Don’t you think this will give other political parties an advantage over your party?
Which political party in Nigeria does not have a problem? Is it APGA? Is it ACN that is now APC? With the merger, there is nothing like APGA again. There is another faction of APGA that said it is not part of the merger. So it is not only PDP that has problem. Whether it is Amoured Personnel Carrier or APC tablet, they are the same thing. They cannot move a big machine like PDP. As far as I am concerned, it will not threaten PDP.
So we are not scared of the merger. Going by our past history of political groupings, do you think this merger will work? I know that when they get to the point of choosing candidates and so on, the thing will scatter. In that APC, they have people that think they own it. Our political party is not owned by anybody, but the so called APC is owned by some people and that is the kind of problem we will see.
So how do you react to the emergence of aspirants from the South and Central Senatorial Zones?
I have said that my own political party PDP was formed on the principle of equity and justice and we also emphasize the issue of zoning in PDP. If there was no issue of zoning in PDP why should Igbos be talking about the presidency? One zone will just hold president and keep it there. If there is no zoning, why do we have to talk about a Bayelsa man, a man from minority area being President?
Within Anambra North, we have several blocks also contending. How would you resolve the contention among the blocks?
What we have in Anambra North are two blocks namely, Omambala and Onitsha/Ogbaru, We don’t have any problem supporting Onitsha man, but we may have problem of winning. Non-indigenes from other parts of the country are usually scared of our brothers from Onitsha and Ogbaru because they fear that when an indigene becomes the governor or a local government chairman, they may lose their stores.
That is why it has been very difficult for indigenes of Onitsha or Ogbaru to produce a local government chairman apart from appointment. If we go for election, we may end up losing to the non-indigenes. Therefore, we are working very hard to convince these our brothers that are from other parts of the country and other parts of the state not to habour this fear. Come to Anambra North we don’t have that kind of threat.
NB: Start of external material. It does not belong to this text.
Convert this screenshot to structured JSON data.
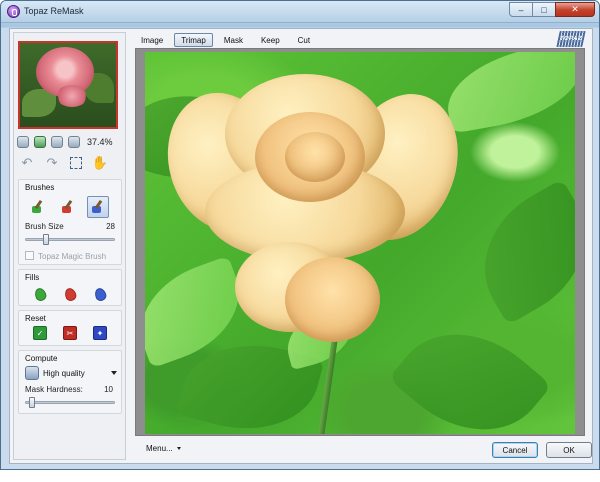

We are mainly farmers and so on and we have the population. That is why the non-indigenes in Ogbaru and non-indigenes in Onitsha feel more comfortable supporting anybody from Omabala. They also send such signals during contests for the office of the Senate. Any time we come for election for the Senate, you will see that majority of our votes come from Okpoko and Onitsha South and about 65 per cent also come from Onitsha North.
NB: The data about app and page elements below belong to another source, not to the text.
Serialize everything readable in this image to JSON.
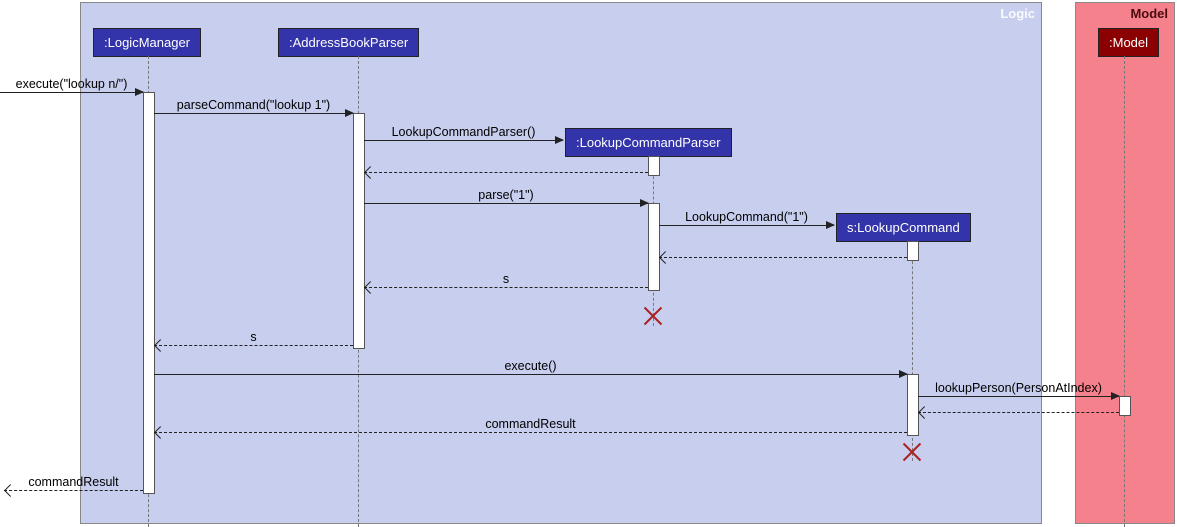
{
  "frames": {
    "logic": "Logic",
    "model": "Model"
  },
  "participants": {
    "logicManager": ":LogicManager",
    "addressBookParser": ":AddressBookParser",
    "lookupCommandParser": ":LookupCommandParser",
    "lookupCommand": "s:LookupCommand",
    "model": ":Model"
  },
  "messages": {
    "executeIn": "execute(\"lookup n/\")",
    "parseCommand": "parseCommand(\"lookup 1\")",
    "lookupCommandParserCtor": "LookupCommandParser()",
    "parse": "parse(\"1\")",
    "lookupCommandCtor": "LookupCommand(\"1\")",
    "returnS1": "s",
    "returnS2": "s",
    "execute": "execute()",
    "lookupPerson": "lookupPerson(PersonAtIndex)",
    "commandResult1": "commandResult",
    "commandResult2": "commandResult"
  },
  "chart_data": {
    "type": "sequence-diagram",
    "frames": [
      {
        "name": "Logic",
        "participants": [
          "LogicManager",
          "AddressBookParser",
          "LookupCommandParser",
          "LookupCommand"
        ]
      },
      {
        "name": "Model",
        "participants": [
          "Model"
        ]
      }
    ],
    "participants": [
      {
        "id": "LogicManager",
        "label": ":LogicManager"
      },
      {
        "id": "AddressBookParser",
        "label": ":AddressBookParser"
      },
      {
        "id": "LookupCommandParser",
        "label": ":LookupCommandParser",
        "created_by": "AddressBookParser"
      },
      {
        "id": "LookupCommand",
        "label": "s:LookupCommand",
        "created_by": "LookupCommandParser"
      },
      {
        "id": "Model",
        "label": ":Model"
      }
    ],
    "messages": [
      {
        "from": "external",
        "to": "LogicManager",
        "label": "execute(\"lookup n/\")",
        "kind": "sync"
      },
      {
        "from": "LogicManager",
        "to": "AddressBookParser",
        "label": "parseCommand(\"lookup 1\")",
        "kind": "sync"
      },
      {
        "from": "AddressBookParser",
        "to": "LookupCommandParser",
        "label": "LookupCommandParser()",
        "kind": "create"
      },
      {
        "from": "LookupCommandParser",
        "to": "AddressBookParser",
        "label": "",
        "kind": "return"
      },
      {
        "from": "AddressBookParser",
        "to": "LookupCommandParser",
        "label": "parse(\"1\")",
        "kind": "sync"
      },
      {
        "from": "LookupCommandParser",
        "to": "LookupCommand",
        "label": "LookupCommand(\"1\")",
        "kind": "create"
      },
      {
        "from": "LookupCommand",
        "to": "LookupCommandParser",
        "label": "",
        "kind": "return"
      },
      {
        "from": "LookupCommandParser",
        "to": "AddressBookParser",
        "label": "s",
        "kind": "return"
      },
      {
        "from": "LookupCommandParser",
        "to": null,
        "label": "",
        "kind": "destroy"
      },
      {
        "from": "AddressBookParser",
        "to": "LogicManager",
        "label": "s",
        "kind": "return"
      },
      {
        "from": "LogicManager",
        "to": "LookupCommand",
        "label": "execute()",
        "kind": "sync"
      },
      {
        "from": "LookupCommand",
        "to": "Model",
        "label": "lookupPerson(PersonAtIndex)",
        "kind": "sync"
      },
      {
        "from": "Model",
        "to": "LookupCommand",
        "label": "",
        "kind": "return"
      },
      {
        "from": "LookupCommand",
        "to": "LogicManager",
        "label": "commandResult",
        "kind": "return"
      },
      {
        "from": "LookupCommand",
        "to": null,
        "label": "",
        "kind": "destroy"
      },
      {
        "from": "LogicManager",
        "to": "external",
        "label": "commandResult",
        "kind": "return"
      }
    ]
  }
}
Is that not against the equity we are talking about?
I want to assure our people that if an Omambala man becomes the governor, we must sit down and discuss with our brothers in Onitsha and Ogbaru so that they will also make their own presentation, in whatever they are doing.